Protagonism of the young quilombolas of Batoque
Protagonism of the young quilombolas of Batoque – United community, strengthened youth
The Quilombola community of Batoque is located in the city of Pacujá – Ceará. The so called “Quilombola” villages were created in former centuries, when evaded slaves formed their own communities, out of the reach of their slave masters, and have since maintained their union throughout generations. In the Batoque community there is a youth group, the JCC – Young Walking With Christ, founded in 1994. The group maintains its identity and is encouraged by the leadership of its elder members, in a continuous renewal and connections with its cultural roots.
Maria Vladiane Sousa da Silva, one of the group’s coordinators, says that “the community has always been very united, and we always fight for our rights”. Joseli do Nascimento Cordeiro, another member, points out that “the community gives full support to its young people, always being united in all activities. Currently, it is the young that are at the forefront of several projects, such as our association’s initiatives and the community leisure activities”.
The meetings of the youth group are usually held Saturday nights, when they discuss various issues of community interest, such as the political conjuncture, prejudice, racism, agroecology, public policies, rights, abortion, among many others. In addition to the debates, the group organizes a movement to raise funds for the construction of the chapel of ‘Nossa Senhora da Conceição’, through fairs, bingos and raffles.

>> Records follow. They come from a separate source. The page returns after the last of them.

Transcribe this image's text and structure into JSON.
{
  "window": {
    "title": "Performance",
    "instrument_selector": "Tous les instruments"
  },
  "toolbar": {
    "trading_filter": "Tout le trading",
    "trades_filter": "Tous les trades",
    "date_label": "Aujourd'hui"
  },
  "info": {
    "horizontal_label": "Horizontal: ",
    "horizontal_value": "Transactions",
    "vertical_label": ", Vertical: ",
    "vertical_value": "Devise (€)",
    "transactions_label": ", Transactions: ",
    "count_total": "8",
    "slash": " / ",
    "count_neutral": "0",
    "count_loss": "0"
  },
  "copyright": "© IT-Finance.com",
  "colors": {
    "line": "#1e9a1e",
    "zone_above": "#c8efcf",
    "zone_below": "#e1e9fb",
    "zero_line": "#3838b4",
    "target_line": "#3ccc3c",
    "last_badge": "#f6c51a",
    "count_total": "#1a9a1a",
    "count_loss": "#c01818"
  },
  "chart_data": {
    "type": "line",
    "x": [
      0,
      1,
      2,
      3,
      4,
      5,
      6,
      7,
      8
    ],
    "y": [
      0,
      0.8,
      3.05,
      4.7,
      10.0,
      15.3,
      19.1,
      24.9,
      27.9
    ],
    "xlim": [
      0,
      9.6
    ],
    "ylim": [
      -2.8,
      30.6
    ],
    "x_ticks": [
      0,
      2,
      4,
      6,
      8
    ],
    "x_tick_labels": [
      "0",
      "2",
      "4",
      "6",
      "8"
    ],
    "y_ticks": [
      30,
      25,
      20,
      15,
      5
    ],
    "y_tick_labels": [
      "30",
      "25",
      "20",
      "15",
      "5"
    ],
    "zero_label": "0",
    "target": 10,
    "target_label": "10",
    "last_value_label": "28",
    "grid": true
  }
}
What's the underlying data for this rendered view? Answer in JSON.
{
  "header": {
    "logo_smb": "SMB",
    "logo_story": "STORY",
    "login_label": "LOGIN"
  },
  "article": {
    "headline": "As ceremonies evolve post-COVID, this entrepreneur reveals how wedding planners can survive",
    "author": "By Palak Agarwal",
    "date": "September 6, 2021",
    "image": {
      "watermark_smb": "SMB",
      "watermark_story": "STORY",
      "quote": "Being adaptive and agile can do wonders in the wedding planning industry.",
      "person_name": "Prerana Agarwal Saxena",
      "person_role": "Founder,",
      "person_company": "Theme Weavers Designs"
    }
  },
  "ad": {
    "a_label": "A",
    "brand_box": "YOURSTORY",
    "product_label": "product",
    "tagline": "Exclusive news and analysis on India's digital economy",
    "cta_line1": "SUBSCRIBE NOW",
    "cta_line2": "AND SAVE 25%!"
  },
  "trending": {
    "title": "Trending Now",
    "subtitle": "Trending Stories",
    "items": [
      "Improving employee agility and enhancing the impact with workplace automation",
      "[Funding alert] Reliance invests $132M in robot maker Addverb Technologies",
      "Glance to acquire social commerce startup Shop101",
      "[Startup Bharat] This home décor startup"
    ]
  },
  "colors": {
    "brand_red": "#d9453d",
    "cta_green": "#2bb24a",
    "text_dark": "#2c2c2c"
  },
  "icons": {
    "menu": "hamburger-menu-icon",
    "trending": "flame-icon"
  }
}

They also perform many other collective cultural actions in the community.
When asked about JCC’s goal, Maria Vladiane Sousa da Silva says “I want the young people to come together, so that the history of the Quilombo does not die, and always make it clear that in life, and for God, we are all the same”. Joseli points out that “the union of young people is important because of all social exclusion they suffer, in reason of being black, quilombolas, as we live in a society that marginalizes these characteristics. And despite the relationship with society in general having improved, there has been very difficult periods, including times when things got violent, so it is a natural thing that our people walk together and organize in groups as a way of defending themselves”.
The youth of Batoque are really the protagonists in their community, as they are at the forefront of actions such as the Batoque Rural Quilombos Remnants Community Association. Young people are also leading the organization of the Black Awareness Week, which takes place in November, with social activities such as coffee with the elderly, plays with children, storytelling and capoeira. This is a time when participants play capoeira and remember the history of the struggle of the first quilombo residents and together rescue part of their history.
Several families from the quilombola community participate directly in the Paulo Freire Project and are accompanied by CETRA. Through the project, young people have participated in workshops with themes such as ‘public policies for the youth’. The Paulo Freire project is carried out by the Center of Labor Studies and Worker’s Assistance – CETRA, the Ceará State Secretariat of Agrarian Development – SDA, an counts with support from the International Fund for Agricultural Development – IFAD.
Maria is part of the state youth network, supported by Caritas, where young people from all territories participate. Other young people from the community have already participated in regional, state and even international exchanges, such as Joseli’s participation in an event in Argentina, in the Latin American Semiarid Knowledge Exchange.
Joseli says that “it was an incredible experience, it was very important for me to see a region similar to ours, that has a lack of water, with rain just some few months of the year, and that is now starting to use our social technologies, like the ‘plate water cisterns’; I hope this can help and develop the lives of families in other countries”. He also says that “it was a time of exchanging experiences, to strengthen as a person, and to strengthen the community. It served to reaffirm that everything we do and fight may take time, but it sure works out in the end. And persistence will always be the best way.”
The young people of Batoque, even facing many obstacles, have been able to enter technical courses and university environments such as Escola Familia Agrícola – EFA, Vale do Acaraú State University – UVA, Federal Institute of Ceará – IFCE and University of International Integration of Lusofonia Afro -Brazilian – UNILAB. In addition to all these activities, the young also participate in male and female soccer teams, perform dance, theater and capoeira training, showing that despite their responsibilities and difficulties, they continue to resist in the Semiarid, living with pleasure, joy and unity, through social and cultural activities that strengthen their community and its historical roots.